One would be an accident where someone got seriously hurt.
Another would be a theft of tools.
And, probably the worst of all would be a shop fire. In most shops, you will find plenty of combustibles. Wood, sawdust, planer shavings, finishes… the works. Add to that the fact that many shops house a serious investment in tools and are also attached to the living area of a home, and, well, let’s just say that’s something no one wants to deal with.
To help prevent such a catastrophe, many woodworkers consider investing in a fire extinguisher… something to keep handy to extinguish a fire should the worst happen. But, which ones are best on which fires? When should you use one and when should you run to call for the fire department? Where’s the best place to mount one?
To help make sense of fire extinguishers, I went to the best local source I could find – my local fire department. The City of Largo, Florida’s fire department provides fire suppression, inspection and education services to the more than 75,000 residents who call my town home. I met with Deputy Chief James Warman, a fellow woodworker himself, who gave me the rundown on fires and their causes.
First, you have to know a little bit about fire. It takes three things to get one going. Heat, fuel and air – oxygen, to be specific. If you cut one of these legs out from under any fire, it will be extinguished.
When it comes to what’s fueling the fire, you have to brush up on your ABC’s. There are three main ‘classes’ of fires that can be faced in a typical workshop.
Class A fires are fueled by any combustible source that leaves an ash when burned. (Yes, think A for ash to remember this one) This could include wood (sawdust, planer shavings, etc), cardboard, cloth.. your basic fire that you think of most frequently.
Class B fires are fueled by flammable liquids. (Think B for the barrels you might carry these liquids in) Finishes, thinners, oils and paints fall into this category. Putting water on a class B fire is about the worst thing you could possibly do, as the water aresolizes the liquid, expanding the fire. Don’t believe me? Watch as the Mythbusters show how it works.
Class C fires involve electricity, and have their own concerns… you don’t want to use anything conductive (like water) to fight them. So, if that overloaded circuit decides to ignite a fire, you have to use something that won’t hurt you to put it out. (Remember that C also stands for current…)
There are also class D fires which involve burning metals. Since the average home workshop won’t have a ready supply of something like elemental sodium lying around in quantity, we’ll leave that for the industrial users.

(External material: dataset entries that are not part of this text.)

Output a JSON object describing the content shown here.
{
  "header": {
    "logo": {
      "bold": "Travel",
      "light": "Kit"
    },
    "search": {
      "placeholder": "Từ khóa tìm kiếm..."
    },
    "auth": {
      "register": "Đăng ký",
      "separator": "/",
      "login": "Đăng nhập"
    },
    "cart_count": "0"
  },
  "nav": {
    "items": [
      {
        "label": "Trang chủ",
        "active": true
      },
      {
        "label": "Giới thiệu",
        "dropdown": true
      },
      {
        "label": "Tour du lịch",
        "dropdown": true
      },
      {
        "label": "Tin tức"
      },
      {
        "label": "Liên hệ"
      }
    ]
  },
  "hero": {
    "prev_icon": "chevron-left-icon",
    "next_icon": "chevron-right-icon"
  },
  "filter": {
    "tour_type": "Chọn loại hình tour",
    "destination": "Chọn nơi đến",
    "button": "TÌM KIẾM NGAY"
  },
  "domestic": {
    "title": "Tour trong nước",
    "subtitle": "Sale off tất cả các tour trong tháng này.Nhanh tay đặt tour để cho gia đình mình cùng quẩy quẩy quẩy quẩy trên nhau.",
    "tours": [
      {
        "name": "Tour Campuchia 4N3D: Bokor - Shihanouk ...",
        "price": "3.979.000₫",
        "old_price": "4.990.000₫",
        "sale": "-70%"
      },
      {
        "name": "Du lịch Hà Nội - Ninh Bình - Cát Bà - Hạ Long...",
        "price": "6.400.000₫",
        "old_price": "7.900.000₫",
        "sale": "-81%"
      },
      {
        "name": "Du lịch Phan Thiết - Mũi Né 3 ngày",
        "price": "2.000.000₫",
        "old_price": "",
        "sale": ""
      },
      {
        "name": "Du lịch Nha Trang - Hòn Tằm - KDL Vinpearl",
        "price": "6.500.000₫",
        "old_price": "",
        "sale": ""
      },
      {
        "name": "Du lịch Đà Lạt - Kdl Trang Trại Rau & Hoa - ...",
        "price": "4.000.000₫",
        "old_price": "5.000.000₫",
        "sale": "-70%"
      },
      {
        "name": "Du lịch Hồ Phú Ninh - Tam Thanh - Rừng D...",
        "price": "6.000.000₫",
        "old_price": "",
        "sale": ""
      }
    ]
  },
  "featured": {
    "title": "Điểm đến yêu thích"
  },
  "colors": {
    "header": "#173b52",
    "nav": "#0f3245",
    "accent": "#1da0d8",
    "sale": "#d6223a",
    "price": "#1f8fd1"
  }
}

Since you want to react quickly in the event of a fire, there’s no time to waste trying to determine what’s burning. To make your decision easier, it’s best to select an ABC fire extinguisher for the shop. One of the most effective is filled with dry chemicals. Besides working on all commonly-seen fires, these are also some of the most economical choices out there on the market.

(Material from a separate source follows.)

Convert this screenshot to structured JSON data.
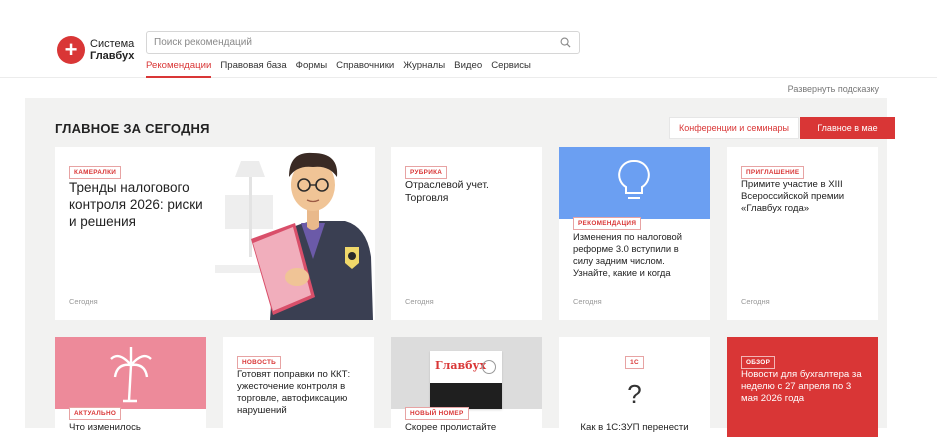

“An average 10 pound dry chemical ABC extinguisher is a great choice for a home workshop. It’s going to do a good job on the smaller fires you could see in a shop,” said Chief Warman. Some of the other rules of thumb to keep in mind are to mount the extinguisher to a wall (if you just set it on a shelf, you will push it to the back and not be able to find it when you need it), mount it near a doorway leading out of your shop (this way, the fire can’t get behind you if you need to make a very hasty exit) and use the extinguisher on fires about as large as you would expect to find in a small wastepaper basket. “Any larger, and you could be in a lot of trouble. At that point, get everyone out of the structure and call for the fire department.”
And, no matter how large the fire, even if you are able to put it out with your extinguisher, you should still call the fire department just to make sure nothing is still smoldering. “We get called out to a lot of fires where the person thought they had put the fire out with an extinguisher, but it flares up again hours later.”
Learning how to properly use an extinguisher is a simple yet critical step in the process. I met with Jeanine Green, the department’s public education specialist. She showed me the sophisticated Bullex laser based fire extinguisher training system and explained the process using a simple to remember word… PASS.
Pull the pin. Almost all fire extinguishers use a safety pin to prevent accidental discharge. And, you would be surprised how many people – in a stressful moment – forget this first simple step.
Aim the extinguisher. Either your extinguisher will have some kind of hose or just a small nozzle right by the handle. Be sure to point this at the base of the fire, not the flames. “Remember,” Jeanine said, “the fuel for the fire is at the base. You want to cool that down and cut off the air. Shooting at the flames isn’t going to do much.”
Squeeze the handles. Once you squeeze the handles, the canister of compressed air inside the extinguisher is punctured, and that pushes the dry chemical out of the extinguisher. If you release the handle, the flow will be interrupted.
Sweep the base of the fire. Play the chemical across the base of the fire to ensure it is covered. Use the extinguisher until it is empty, then go and call the fire department. Preferably from a cell phone outside the building or from another building.
While this information is helpful, both Jeanine and Chief Warman were very clear about the most important point of all. When it comes to fighting fires, the easiest ones are those that never burn. Take the time to clean your shop, unplug tools when not in use and store your finishes and other chemicals securely. “We love when people come to visit us to learn about what we do,” said Jeanine, “but we don’t want to have to come to your home during an emergency if it can be prevented in the first place.”